}


// Entry point
int main(int argc, char *argv[])
{
  // Initialize SDL's subsystems - in this case, only video.
  if (SDL_Init(SDL_INIT_VIDEO) < 0) 
  {
    fprintf(stderr, "Unable to init SDL: %s\n", SDL_GetError());
    exit(1);
  }

  // Register SDL_Quit to be called at exit; makes sure things are
  // cleaned up when we quit.
  atexit(SDL_Quit);
  
  // Attempt to create a WIDTHxHEIGHT window with 32bit pixels.
  gScreen = SDL_SetVideoMode(WIDTH, HEIGHT, 32, SDL_SWSURFACE);
  
  init();

  // If we fail, return error.
  if (gScreen == NULL) 
  {
    fprintf(stderr, "Unable to set up video: %s\n", SDL_GetError());
    exit(1);
  }

  // Main loop: loop forever.
  while (1)
  {
    // Render stuff
    render();

    // Poll for events, and handle the ones we care about.
    SDL_Event event;
    while (SDL_PollEvent(&event)) 
    {
      switch (event.type) 
      {
      case SDL_KEYDOWN:
        break;
      case SDL_KEYUP:
        // If escape is pressed, return (and thus, quit)
        if (event.key.keysym.sym == SDLK_ESCAPE)
          return 0;
        break;
      case SDL_QUIT:
        return(0);
      }
    }
  }
  return 0;
}

The first new bit is a block of #define lines. Here we're defining a bunch of constants (most of these could be - and, it could be argued that they should be - 'const' variables).

After the #defines we have two global variables - gXPos and gYPos. These will contain the coordinates of the player's object.

The drawcircle() function should be familiar from Primitives and Clipping. Below the circle drawing is a simple rectangle drawing, which is very similar to the circle drawing function. The main differences being separate width and height, and that each scanline has the same width.

In init(), we're setting the player's position to the center of the screen. Oh, notice that we're using the WIDTH and HEIGHT macros instead of simply saying 640 and 480 here. In fact, the WIDTH and HEIGHT are 480 and 320 for this example. If you wanted, you could change the resolution easily by changing the values of WIDTH and HEIGHT. (Feel free to play with them, but change them back when you're done).
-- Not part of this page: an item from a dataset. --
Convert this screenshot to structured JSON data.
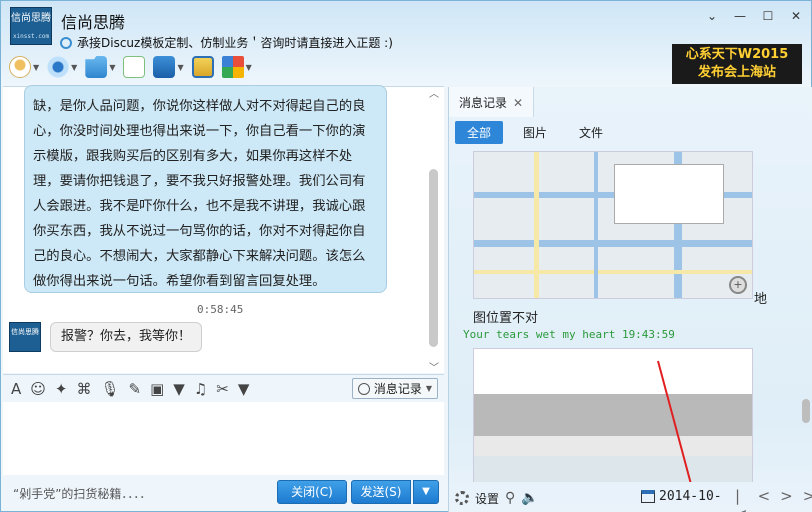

The render() function clears out the display with a call to drawrect(), and then draws some borders using four drawrect():s. The code has been written using the #defined constants so that you can change the display resolution and the result will still be the same. Finally, the player object is drawn using drawcircle().

The main() has also been changed to use the constants instead of hardcoded values.

Now, if you compile and run, you'll see a static screen which is the result of the render() function. Our first step to turn this into a game is to introduce 08 - Some Interactivity.

Having problems? Improvement ideas? Just want to discuss this tutorial? Try the forums!

Any comments etc. can be emailed to me.

Site design & Copyright © 2017 Jari Komppa
Possibly modified around: June 01 2010